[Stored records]
======
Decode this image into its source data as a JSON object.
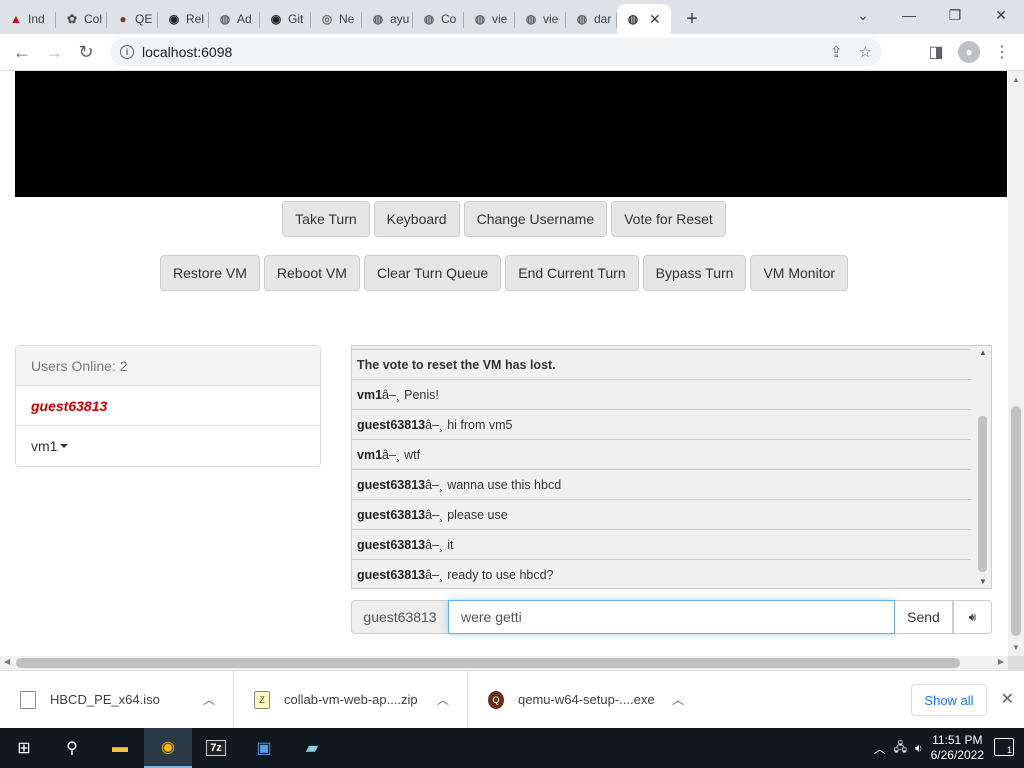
{
  "browser": {
    "tabs": [
      {
        "label": "Ind",
        "icon": "red-logo-icon"
      },
      {
        "label": "Col",
        "icon": "puzzle-icon"
      },
      {
        "label": "QE",
        "icon": "qemu-icon"
      },
      {
        "label": "Rel",
        "icon": "github-icon"
      },
      {
        "label": "Ad",
        "icon": "globe-icon"
      },
      {
        "label": "Git",
        "icon": "github-icon"
      },
      {
        "label": "Ne",
        "icon": "chrome-icon"
      },
      {
        "label": "ayu",
        "icon": "globe-icon"
      },
      {
        "label": "Co",
        "icon": "globe-icon"
      },
      {
        "label": "vie",
        "icon": "globe-icon"
      },
      {
        "label": "vie",
        "icon": "globe-icon"
      },
      {
        "label": "dar",
        "icon": "globe-icon"
      }
    ],
    "address": "localhost:6098"
  },
  "vm_controls": {
    "row1": [
      "Take Turn",
      "Keyboard",
      "Change Username",
      "Vote for Reset"
    ],
    "row2": [
      "Restore VM",
      "Reboot VM",
      "Clear Turn Queue",
      "End Current Turn",
      "Bypass Turn",
      "VM Monitor"
    ]
  },
  "users": {
    "header": "Users Online: 2",
    "list": [
      "guest63813",
      "vm1"
    ]
  },
  "chat": {
    "system_message": "The vote to reset the VM has lost.",
    "messages": [
      {
        "user": "vm1",
        "sep": "â–¸",
        "text": "Penis!"
      },
      {
        "user": "guest63813",
        "sep": "â–¸",
        "text": "hi from vm5"
      },
      {
        "user": "vm1",
        "sep": "â–¸",
        "text": "wtf"
      },
      {
        "user": "guest63813",
        "sep": "â–¸",
        "text": "wanna use this hbcd"
      },
      {
        "user": "guest63813",
        "sep": "â–¸",
        "text": "please use"
      },
      {
        "user": "guest63813",
        "sep": "â–¸",
        "text": "it"
      },
      {
        "user": "guest63813",
        "sep": "â–¸",
        "text": "ready to use hbcd?"
      }
    ],
    "username_label": "guest63813",
    "input_value": "were getti",
    "send_label": "Send"
  },
  "downloads": {
    "items": [
      "HBCD_PE_x64.iso",
      "collab-vm-web-ap....zip",
      "qemu-w64-setup-....exe"
    ],
    "show_all": "Show all"
  },
  "taskbar": {
    "time": "11:51 PM",
    "date": "6/26/2022",
    "notification_count": "1"
  }
}
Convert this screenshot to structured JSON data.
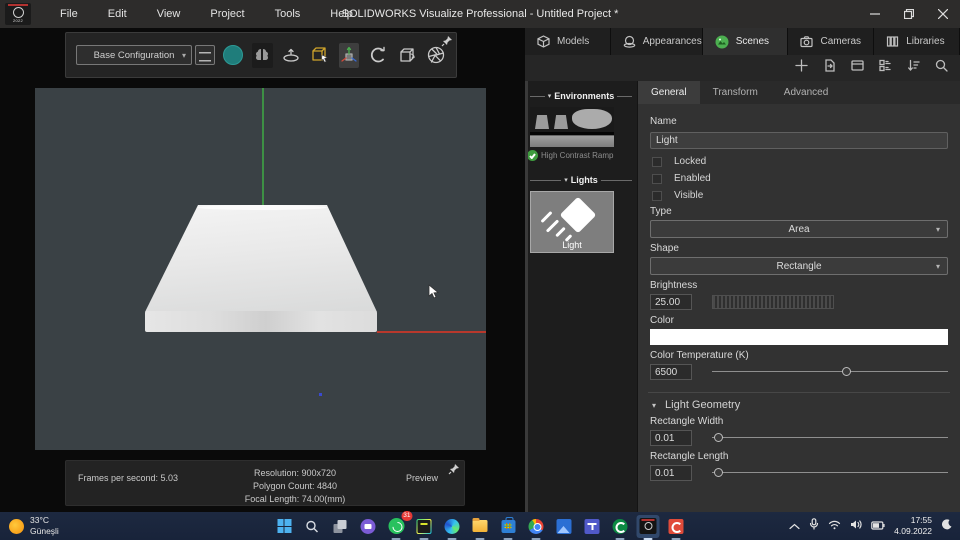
{
  "titlebar": {
    "logo_year": "2022",
    "menus": [
      "File",
      "Edit",
      "View",
      "Project",
      "Tools",
      "Help"
    ],
    "title": "SOLIDWORKS Visualize Professional - Untitled Project *"
  },
  "toolbar": {
    "configuration": "Base Configuration"
  },
  "viewport": {
    "status": {
      "fps": "Frames per second: 5.03",
      "resolution": "Resolution: 900x720",
      "polygons": "Polygon Count: 4840",
      "focal": "Focal Length: 74.00(mm)",
      "mode": "Preview"
    }
  },
  "palette": {
    "tabs": [
      {
        "label": "Models"
      },
      {
        "label": "Appearances"
      },
      {
        "label": "Scenes",
        "active": true
      },
      {
        "label": "Cameras"
      },
      {
        "label": "Libraries"
      }
    ],
    "environments_header": "Environments",
    "environment_name": "High Contrast Ramp",
    "lights_header": "Lights",
    "light_name": "Light"
  },
  "properties": {
    "tabs": [
      "General",
      "Transform",
      "Advanced"
    ],
    "name_label": "Name",
    "name_value": "Light",
    "checkboxes": [
      {
        "label": "Locked",
        "checked": false
      },
      {
        "label": "Enabled",
        "checked": false
      },
      {
        "label": "Visible",
        "checked": false
      }
    ],
    "type_label": "Type",
    "type_value": "Area",
    "shape_label": "Shape",
    "shape_value": "Rectangle",
    "brightness_label": "Brightness",
    "brightness_value": "25.00",
    "color_label": "Color",
    "color_value": "#ffffff",
    "temperature_label": "Color Temperature (K)",
    "temperature_value": "6500",
    "temperature_slider_pct": 56,
    "geometry_header": "Light Geometry",
    "rect_width_label": "Rectangle Width",
    "rect_width_value": "0.01",
    "rect_length_label": "Rectangle Length",
    "rect_length_value": "0.01"
  },
  "taskbar": {
    "weather_temp": "33°C",
    "weather_condition": "Güneşli",
    "whatsapp_badge": "31",
    "clock_time": "17:55",
    "clock_date": "4.09.2022"
  },
  "colors": {
    "viewport_bg": "#3a4145",
    "axis_green": "#3d9044",
    "axis_red": "#b8382c",
    "scenes_tab_green": "#4caf50",
    "teal_render_mode": "#1f7d7b",
    "light_color_swatch": "#ffffff",
    "taskbar_bg": "#1b2539"
  }
}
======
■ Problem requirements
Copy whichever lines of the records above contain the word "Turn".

■ Reply
      "Take Turn",
      "Clear Turn Queue",
      "End Current Turn",
      "Bypass Turn",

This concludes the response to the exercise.